Greenpeace has sued Dow Chemical, another major chemical company Sasol North America, their public relations firms, and alleged individual employees of Beckett Brown International, claiming the collective went through James Bond-like efforts to dig up reconnaissance on the eco-activist nonprofit.
Dow, Sasol, PR firms Dezenhall Resources and Ketchum Inc., and alleged BBI employees Timothy Ward, Jay Arthur Bly, Michael Mika and George Ferris, engaged in a pattern and practice of clandestine and unlawful activities that has included misappropriation and theft of confidential information and trade secrets, unlawful surveillance, misuse of law enforcement personnel, and, in all likelihood, unlawful breaking and entering into Greenpeace offices and other location, the nonprofit claims in a civil complaint filed on Oct. 7 in D.C. Superior Court.
Dow Chemcial spokesman Greg Baldwin said Dow continues to believe the case totally lacks merit and should have never been filed, ourmidland.com reported.
Trespassing, Phone Taps, Hacking, and Deploying Moles
Greenpeace claims that from 1998 to 2000, the defendants infiltrated Greenpeace and stole confidential information via trespassing, phone taps, hacking, deploying moles to infiltrate the organization and using tactics seemingly out of action-movies with the intention of preempting, blunting, or thwarting its environmental campaigns.
This unlawful scheme was an effort to secure confidential information about, and potentially disrupt, the efforts of Greenpeace and other non-profit organizations and individuals to expose and inform the public and regulators about the chemical companies' activities that were damaging to the environment, the complaint claims.
The complaint echoes a 2010 federal RICO complaint against the chemical companies. A federal judge dismissed the complaint this September, stating the link between Greenpeace's injuries and defendants' alleged racketeering activity is too attenuated to be actionable under RICO.

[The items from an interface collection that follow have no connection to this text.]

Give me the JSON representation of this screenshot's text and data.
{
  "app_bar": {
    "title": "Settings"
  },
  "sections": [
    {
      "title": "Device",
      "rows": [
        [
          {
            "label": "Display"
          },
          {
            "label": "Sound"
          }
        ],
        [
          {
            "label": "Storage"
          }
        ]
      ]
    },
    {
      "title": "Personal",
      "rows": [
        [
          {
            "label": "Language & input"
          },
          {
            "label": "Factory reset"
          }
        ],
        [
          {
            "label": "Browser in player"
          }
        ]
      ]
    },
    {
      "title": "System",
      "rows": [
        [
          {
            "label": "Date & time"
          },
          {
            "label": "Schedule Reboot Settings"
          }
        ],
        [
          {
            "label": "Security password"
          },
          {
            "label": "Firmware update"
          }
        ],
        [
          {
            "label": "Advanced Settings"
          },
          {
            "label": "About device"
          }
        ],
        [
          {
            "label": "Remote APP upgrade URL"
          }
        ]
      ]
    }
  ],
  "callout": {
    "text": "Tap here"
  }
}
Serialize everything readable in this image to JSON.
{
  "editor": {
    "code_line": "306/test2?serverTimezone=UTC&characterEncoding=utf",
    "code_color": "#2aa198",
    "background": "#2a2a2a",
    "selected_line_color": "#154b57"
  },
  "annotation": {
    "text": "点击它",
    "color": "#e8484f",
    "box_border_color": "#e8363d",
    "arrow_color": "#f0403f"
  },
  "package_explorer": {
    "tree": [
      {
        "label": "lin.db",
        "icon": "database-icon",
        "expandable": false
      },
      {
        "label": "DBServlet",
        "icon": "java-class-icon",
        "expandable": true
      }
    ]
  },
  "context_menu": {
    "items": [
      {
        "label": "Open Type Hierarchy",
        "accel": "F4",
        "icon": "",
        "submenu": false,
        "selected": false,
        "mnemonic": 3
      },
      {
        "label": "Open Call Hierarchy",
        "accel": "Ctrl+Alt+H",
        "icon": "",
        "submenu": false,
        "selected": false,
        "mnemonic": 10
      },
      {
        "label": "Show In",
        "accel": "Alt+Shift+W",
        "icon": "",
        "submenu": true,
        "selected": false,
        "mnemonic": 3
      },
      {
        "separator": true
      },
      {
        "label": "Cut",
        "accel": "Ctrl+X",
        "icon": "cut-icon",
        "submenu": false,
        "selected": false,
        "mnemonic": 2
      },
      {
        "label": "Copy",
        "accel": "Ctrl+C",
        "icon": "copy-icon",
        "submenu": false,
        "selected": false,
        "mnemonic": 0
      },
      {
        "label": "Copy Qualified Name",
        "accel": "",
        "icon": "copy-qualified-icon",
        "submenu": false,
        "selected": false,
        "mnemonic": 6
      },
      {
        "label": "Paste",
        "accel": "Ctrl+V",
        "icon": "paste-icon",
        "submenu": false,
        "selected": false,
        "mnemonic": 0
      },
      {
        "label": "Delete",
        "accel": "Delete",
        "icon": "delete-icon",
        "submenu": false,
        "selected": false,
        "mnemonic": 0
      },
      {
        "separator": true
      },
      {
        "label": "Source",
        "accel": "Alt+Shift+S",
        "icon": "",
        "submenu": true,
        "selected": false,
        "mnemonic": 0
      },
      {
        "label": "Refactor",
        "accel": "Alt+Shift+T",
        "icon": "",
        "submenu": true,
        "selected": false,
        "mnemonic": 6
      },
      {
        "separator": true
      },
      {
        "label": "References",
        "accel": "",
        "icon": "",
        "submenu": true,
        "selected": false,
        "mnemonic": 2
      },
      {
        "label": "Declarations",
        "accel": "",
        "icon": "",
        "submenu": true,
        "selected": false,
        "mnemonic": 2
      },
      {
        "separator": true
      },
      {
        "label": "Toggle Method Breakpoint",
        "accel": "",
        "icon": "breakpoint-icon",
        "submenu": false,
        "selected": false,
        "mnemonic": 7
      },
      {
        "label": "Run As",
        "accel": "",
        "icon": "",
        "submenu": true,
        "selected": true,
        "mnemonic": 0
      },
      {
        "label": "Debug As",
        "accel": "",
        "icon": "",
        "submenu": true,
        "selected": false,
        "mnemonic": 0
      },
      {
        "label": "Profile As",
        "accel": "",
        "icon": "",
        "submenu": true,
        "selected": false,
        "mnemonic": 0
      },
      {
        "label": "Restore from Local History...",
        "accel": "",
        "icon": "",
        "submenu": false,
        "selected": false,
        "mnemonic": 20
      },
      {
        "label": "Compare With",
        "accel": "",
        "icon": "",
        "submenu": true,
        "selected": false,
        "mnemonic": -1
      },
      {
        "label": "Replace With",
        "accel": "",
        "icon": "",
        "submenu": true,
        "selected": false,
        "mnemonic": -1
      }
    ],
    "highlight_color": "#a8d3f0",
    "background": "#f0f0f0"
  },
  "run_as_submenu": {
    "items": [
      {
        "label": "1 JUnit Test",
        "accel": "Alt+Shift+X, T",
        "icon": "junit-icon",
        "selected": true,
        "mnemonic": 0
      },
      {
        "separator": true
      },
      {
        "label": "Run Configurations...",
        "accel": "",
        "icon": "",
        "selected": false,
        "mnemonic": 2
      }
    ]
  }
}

October's suit claims Dow Chemical paid Ketchum to garner information from Greenpeace's Washington D.C. office at a time when the nonprofit was lambasting the company's production of many products, including dioxin and genetically modified organisms.
The nonprofit also claims Sasol secured Denzenhall's services in finding out information about Greenpeace's operations between 1998 and 2000. At the time, the eco group was scrutinizing Sasol's production of ethylene dichloride and vinyl chloride at Lake Charles, La.
Ketchum and Dezenhall are alleged to be the liaisons between the chemical companies and BBI, coordinating the clandestine security firm's efforts in getting information on Greenpeace's work.
Greenpeace claims a 1998 BBI memorandum describes its activities to monitor environmental activist groups, and spent hundreds of hours collecting and analyzing information, according to accounting records.
A James Bond-like Sequence
The alleged methods of data collection, at some points, read like a James Bond sequence: Greenpeace dumpsters were foraged by subcontractors, including a D.C. cop using his badge to access trash otherwise locked away; one BBI employee's girlfriend played lookout while he, dressed in all-black, disappeared with others, returning an hour later with two full trash bags; possibly using a computer program called Data Interception by Remote Transmission (DIRT) to monitor and intercept PC data remotely; and the wiretapping of phones and hacking emails, among other methods.
The Defendants' conduct reflected their understanding that these documents would never have been shared with them, and could only be obtained by clandestine means executed under the cover of darkness, Greenpeace claims.
The suit admits to having some difficulty providing a full picture of the alleged espionage.
Although it is now evident that these unlawful activities continued for years, because of their clandestine nature, and actions by BBI to 'sterilize' its records and destroy documents, the full scope and duration of these activities is not known, the complaint says.
Still, Greenpeace claims to have obtained over 1,000 of their own internal documents that were in BBI's possession.
The nonprofit is seeking punitive damages for the alleged activities.